━━━ RECORDS FOR PROCESSING
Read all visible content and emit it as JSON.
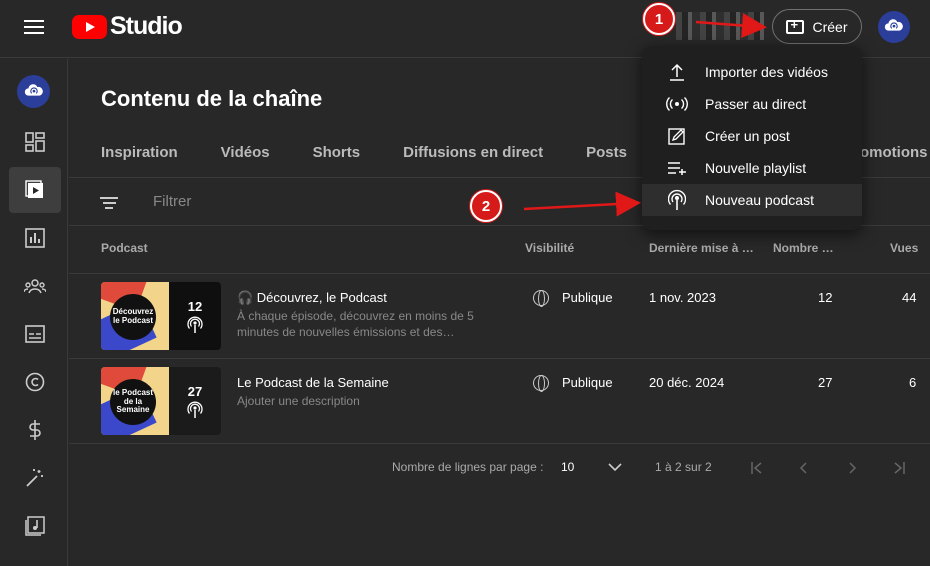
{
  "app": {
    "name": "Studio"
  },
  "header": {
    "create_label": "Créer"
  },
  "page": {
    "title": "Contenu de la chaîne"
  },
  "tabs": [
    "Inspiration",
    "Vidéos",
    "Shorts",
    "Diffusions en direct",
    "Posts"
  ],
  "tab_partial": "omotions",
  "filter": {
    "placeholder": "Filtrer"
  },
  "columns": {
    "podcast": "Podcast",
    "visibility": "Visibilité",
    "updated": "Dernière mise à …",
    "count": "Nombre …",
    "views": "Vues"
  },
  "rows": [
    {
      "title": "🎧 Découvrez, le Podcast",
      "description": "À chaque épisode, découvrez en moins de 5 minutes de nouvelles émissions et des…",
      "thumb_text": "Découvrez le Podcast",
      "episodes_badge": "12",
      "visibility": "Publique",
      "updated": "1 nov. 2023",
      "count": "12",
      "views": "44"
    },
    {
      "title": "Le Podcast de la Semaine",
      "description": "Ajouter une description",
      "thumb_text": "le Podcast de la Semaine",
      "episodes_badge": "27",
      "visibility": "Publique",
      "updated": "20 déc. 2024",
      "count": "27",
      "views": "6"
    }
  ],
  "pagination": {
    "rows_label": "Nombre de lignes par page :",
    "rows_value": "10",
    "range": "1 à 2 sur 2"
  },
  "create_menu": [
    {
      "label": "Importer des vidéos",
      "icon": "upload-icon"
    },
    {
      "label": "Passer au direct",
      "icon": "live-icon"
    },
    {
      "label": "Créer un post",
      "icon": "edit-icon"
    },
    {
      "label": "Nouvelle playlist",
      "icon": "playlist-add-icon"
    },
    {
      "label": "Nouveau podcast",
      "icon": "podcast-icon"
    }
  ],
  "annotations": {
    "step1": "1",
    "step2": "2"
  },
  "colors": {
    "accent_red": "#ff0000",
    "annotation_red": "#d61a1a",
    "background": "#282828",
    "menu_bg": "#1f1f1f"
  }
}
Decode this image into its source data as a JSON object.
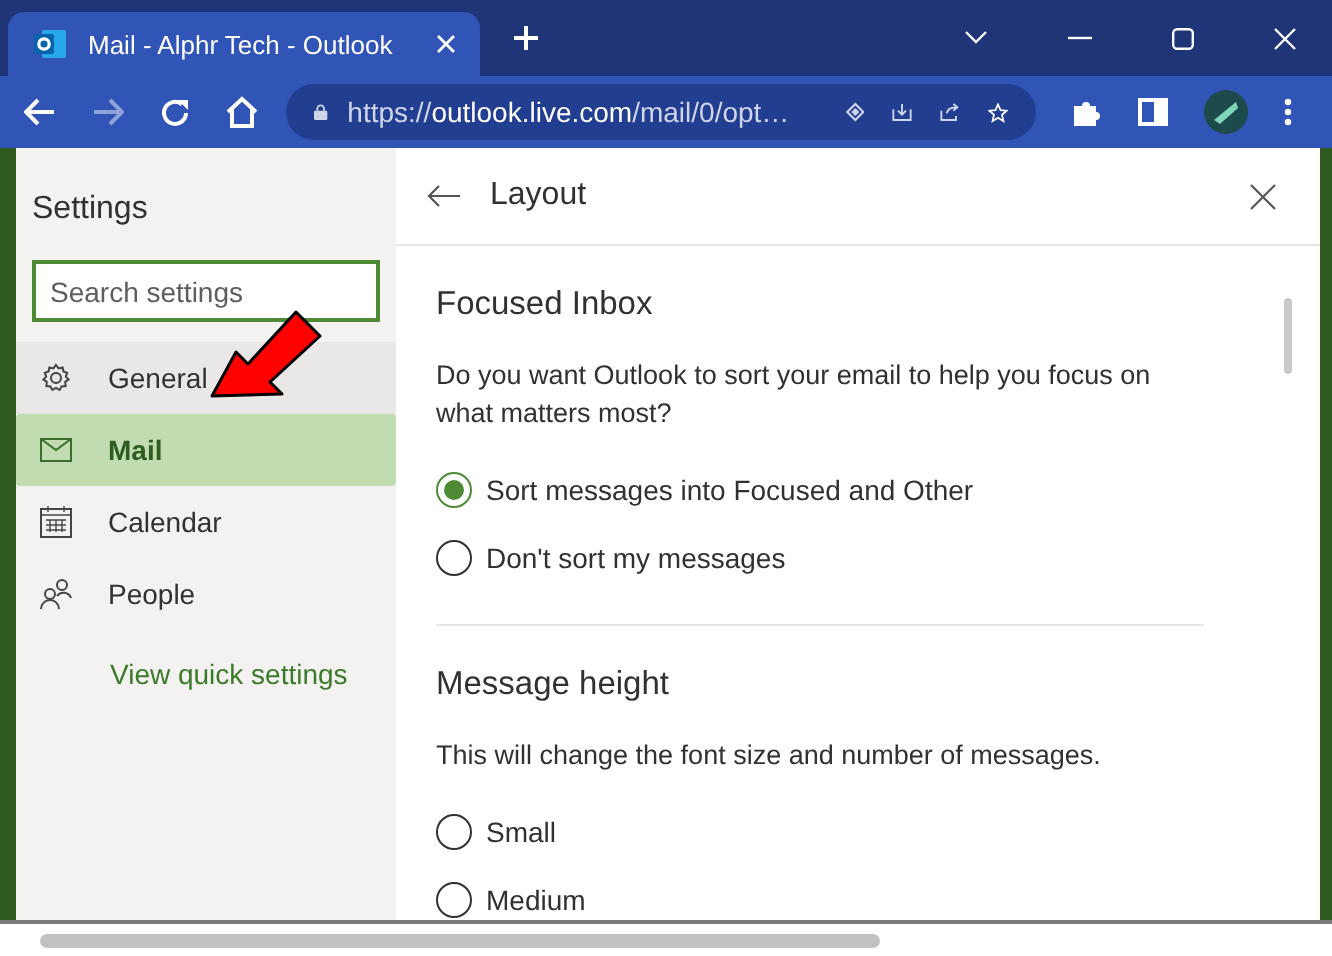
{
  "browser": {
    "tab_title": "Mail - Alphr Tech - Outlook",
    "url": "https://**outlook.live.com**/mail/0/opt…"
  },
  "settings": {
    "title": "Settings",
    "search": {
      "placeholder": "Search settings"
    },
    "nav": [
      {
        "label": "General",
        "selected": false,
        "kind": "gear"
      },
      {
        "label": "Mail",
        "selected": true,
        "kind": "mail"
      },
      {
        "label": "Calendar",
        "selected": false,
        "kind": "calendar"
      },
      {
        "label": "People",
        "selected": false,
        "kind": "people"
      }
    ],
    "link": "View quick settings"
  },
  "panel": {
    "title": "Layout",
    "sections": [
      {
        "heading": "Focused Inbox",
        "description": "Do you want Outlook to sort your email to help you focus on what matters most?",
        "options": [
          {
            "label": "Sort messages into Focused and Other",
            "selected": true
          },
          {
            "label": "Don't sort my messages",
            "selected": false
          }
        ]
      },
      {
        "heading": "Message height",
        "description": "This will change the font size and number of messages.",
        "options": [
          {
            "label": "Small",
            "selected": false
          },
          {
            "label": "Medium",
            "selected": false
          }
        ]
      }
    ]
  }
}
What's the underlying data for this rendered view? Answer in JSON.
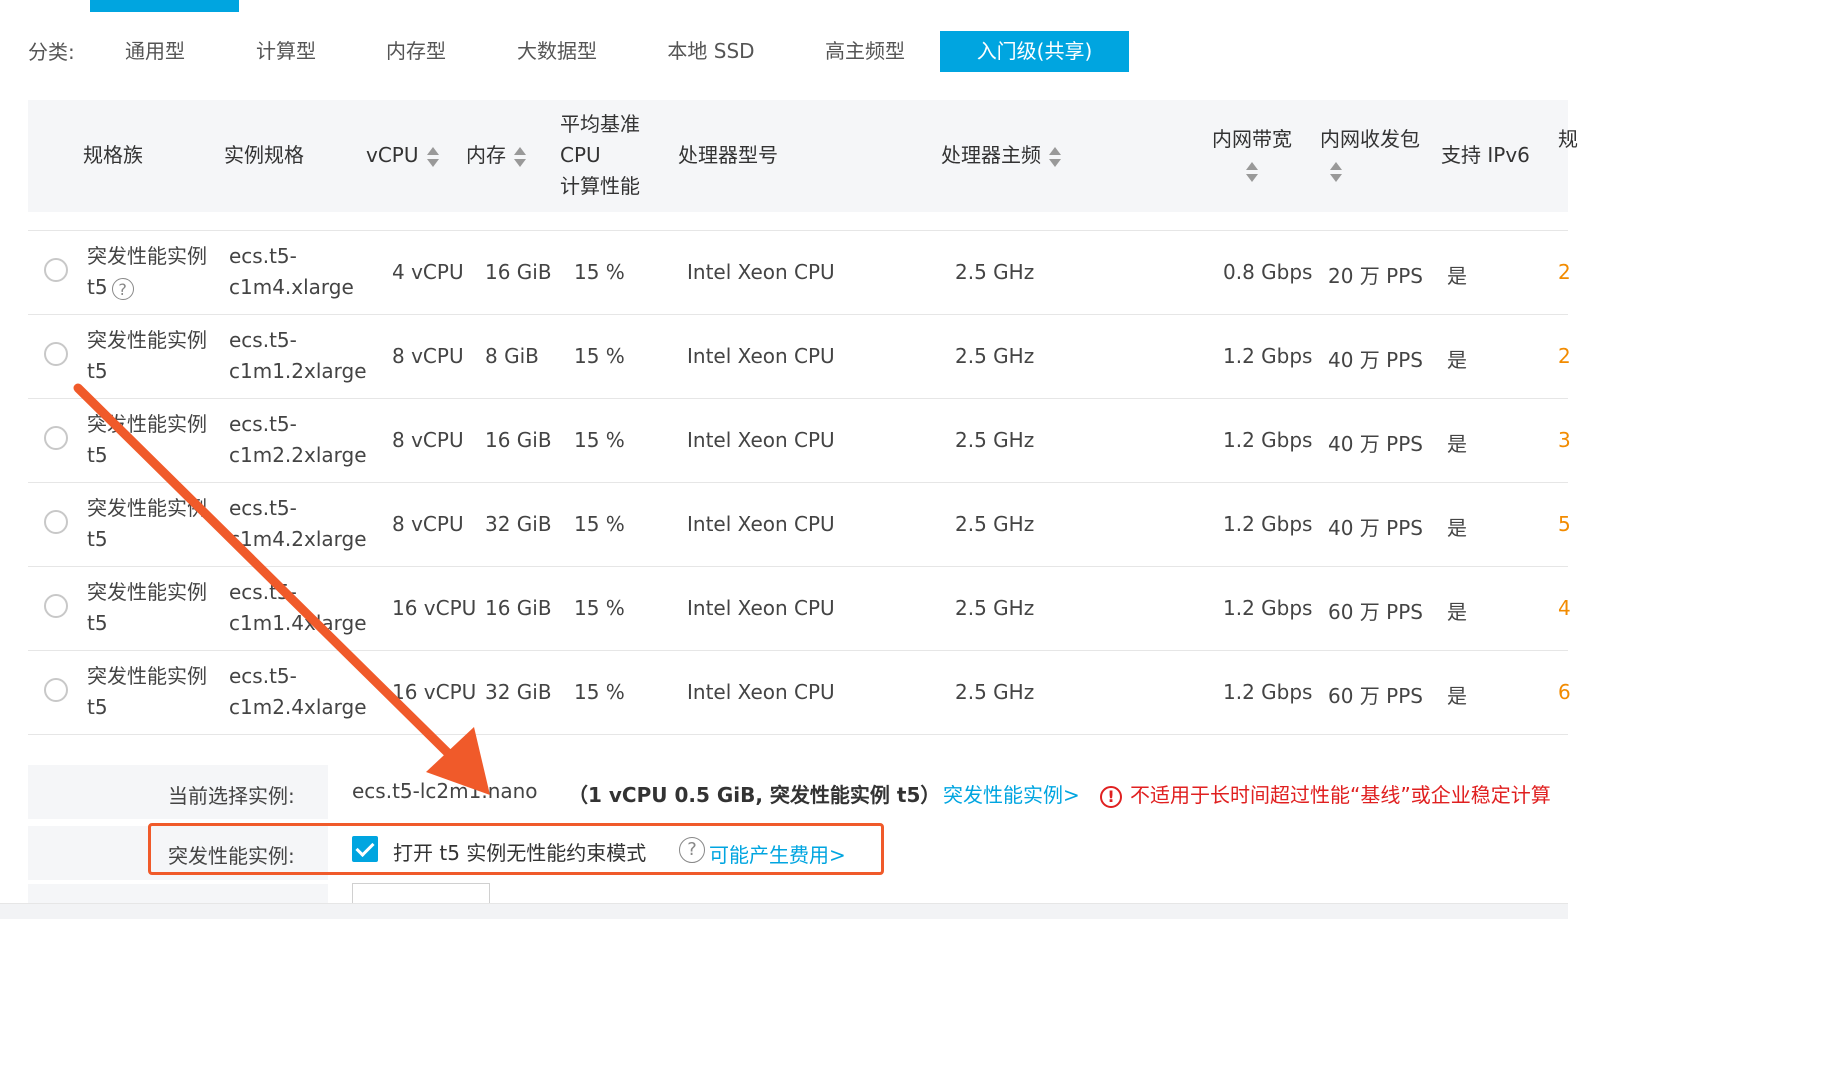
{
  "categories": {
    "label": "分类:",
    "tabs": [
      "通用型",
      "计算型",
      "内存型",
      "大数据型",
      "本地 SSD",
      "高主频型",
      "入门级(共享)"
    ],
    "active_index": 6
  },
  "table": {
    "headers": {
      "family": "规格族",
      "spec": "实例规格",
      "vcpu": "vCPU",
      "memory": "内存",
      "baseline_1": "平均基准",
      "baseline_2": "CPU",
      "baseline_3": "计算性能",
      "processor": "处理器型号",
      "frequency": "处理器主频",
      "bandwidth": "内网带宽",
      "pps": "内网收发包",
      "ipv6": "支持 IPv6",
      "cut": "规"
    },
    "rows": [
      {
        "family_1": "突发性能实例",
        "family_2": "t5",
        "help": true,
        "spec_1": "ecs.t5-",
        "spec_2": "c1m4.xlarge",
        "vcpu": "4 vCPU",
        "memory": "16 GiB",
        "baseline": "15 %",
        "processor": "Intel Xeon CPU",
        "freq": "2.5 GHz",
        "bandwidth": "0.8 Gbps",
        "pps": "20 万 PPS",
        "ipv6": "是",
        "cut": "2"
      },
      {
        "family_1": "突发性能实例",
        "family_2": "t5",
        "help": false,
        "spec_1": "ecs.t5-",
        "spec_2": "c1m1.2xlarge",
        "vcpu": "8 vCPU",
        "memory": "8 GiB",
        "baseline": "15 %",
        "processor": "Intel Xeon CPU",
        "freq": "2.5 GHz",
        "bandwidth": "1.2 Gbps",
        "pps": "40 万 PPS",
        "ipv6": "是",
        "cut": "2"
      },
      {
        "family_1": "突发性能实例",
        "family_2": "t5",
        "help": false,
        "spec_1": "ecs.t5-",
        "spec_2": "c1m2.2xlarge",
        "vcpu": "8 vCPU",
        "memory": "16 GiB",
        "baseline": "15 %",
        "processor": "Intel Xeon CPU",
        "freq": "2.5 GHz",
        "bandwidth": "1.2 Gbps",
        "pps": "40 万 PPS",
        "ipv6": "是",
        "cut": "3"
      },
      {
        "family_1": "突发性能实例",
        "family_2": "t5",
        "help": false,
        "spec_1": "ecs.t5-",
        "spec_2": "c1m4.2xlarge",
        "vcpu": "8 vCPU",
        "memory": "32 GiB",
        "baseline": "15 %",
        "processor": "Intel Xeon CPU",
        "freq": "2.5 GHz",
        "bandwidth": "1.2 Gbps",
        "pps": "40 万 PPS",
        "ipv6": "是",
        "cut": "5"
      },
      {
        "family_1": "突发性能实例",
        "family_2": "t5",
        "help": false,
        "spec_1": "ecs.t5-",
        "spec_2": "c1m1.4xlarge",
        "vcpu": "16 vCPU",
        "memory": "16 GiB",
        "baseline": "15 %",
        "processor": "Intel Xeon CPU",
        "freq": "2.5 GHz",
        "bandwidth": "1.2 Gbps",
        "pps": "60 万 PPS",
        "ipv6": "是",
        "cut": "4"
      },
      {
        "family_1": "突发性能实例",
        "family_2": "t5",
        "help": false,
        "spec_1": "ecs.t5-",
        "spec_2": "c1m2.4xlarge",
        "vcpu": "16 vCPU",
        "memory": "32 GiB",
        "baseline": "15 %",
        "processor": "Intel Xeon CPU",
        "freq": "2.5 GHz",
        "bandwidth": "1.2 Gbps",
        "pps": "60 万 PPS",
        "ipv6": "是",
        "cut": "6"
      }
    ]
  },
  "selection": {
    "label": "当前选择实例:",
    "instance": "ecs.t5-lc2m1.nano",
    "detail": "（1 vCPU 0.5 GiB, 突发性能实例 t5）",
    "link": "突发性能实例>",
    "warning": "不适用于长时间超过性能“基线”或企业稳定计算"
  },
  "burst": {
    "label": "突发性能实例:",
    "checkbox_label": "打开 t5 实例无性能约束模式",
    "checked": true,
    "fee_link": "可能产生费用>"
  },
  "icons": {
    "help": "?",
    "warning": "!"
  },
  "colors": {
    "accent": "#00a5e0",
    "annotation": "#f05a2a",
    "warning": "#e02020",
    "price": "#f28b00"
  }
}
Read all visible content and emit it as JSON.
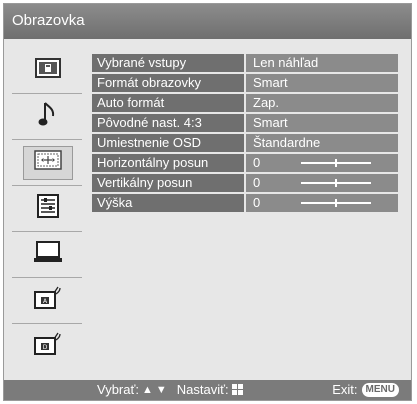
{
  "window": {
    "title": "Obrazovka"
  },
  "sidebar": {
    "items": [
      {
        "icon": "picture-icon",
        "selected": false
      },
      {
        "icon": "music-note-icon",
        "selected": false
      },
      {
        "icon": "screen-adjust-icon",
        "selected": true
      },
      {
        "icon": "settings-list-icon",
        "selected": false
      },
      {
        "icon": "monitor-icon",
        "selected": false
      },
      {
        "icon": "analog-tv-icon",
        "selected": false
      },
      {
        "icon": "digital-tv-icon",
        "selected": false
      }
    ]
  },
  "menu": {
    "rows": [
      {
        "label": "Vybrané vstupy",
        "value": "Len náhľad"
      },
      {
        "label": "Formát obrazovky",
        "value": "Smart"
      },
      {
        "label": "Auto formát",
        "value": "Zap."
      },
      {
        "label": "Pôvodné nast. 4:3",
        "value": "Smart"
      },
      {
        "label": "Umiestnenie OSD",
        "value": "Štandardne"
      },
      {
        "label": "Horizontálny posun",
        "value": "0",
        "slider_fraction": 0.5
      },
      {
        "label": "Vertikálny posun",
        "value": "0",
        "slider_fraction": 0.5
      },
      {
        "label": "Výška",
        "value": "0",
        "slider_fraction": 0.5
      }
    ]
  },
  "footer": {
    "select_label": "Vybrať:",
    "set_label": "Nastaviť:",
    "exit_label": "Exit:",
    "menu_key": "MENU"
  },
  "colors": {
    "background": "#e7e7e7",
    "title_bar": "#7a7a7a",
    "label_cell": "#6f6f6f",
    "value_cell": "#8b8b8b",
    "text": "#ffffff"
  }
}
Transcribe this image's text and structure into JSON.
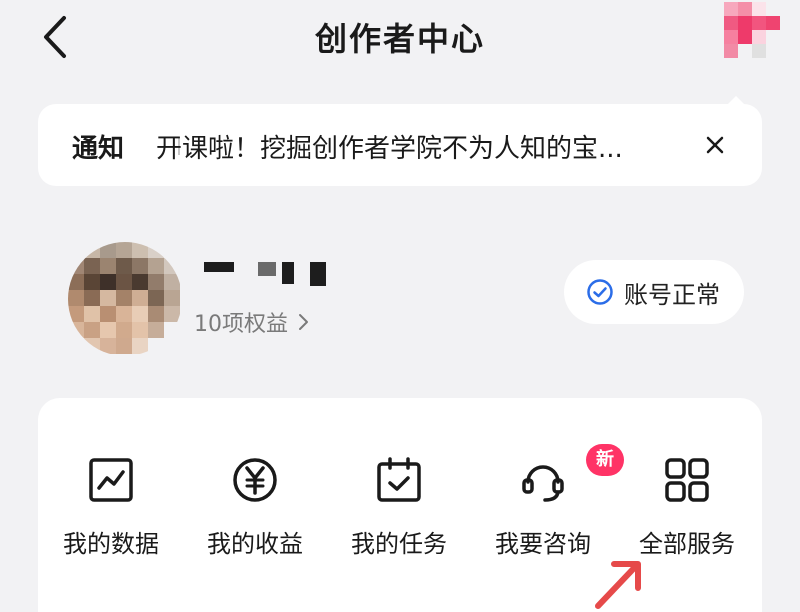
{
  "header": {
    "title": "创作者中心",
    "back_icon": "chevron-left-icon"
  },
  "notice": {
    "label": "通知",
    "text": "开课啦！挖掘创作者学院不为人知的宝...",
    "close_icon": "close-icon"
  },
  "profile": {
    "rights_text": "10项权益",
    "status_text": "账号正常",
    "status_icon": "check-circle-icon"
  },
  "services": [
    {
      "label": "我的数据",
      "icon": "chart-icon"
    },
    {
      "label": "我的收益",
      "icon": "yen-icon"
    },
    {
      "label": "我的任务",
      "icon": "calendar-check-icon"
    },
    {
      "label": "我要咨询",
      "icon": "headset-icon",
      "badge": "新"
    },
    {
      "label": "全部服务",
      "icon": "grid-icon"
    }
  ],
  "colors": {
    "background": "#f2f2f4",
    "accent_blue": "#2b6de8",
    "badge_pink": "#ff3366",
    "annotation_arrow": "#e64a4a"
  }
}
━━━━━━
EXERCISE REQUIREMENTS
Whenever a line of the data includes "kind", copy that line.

SOLUTION FOR THIS EXERCISE
        "kind": "gear"
        "kind": "mail"
        "kind": "calendar"
        "kind": "people"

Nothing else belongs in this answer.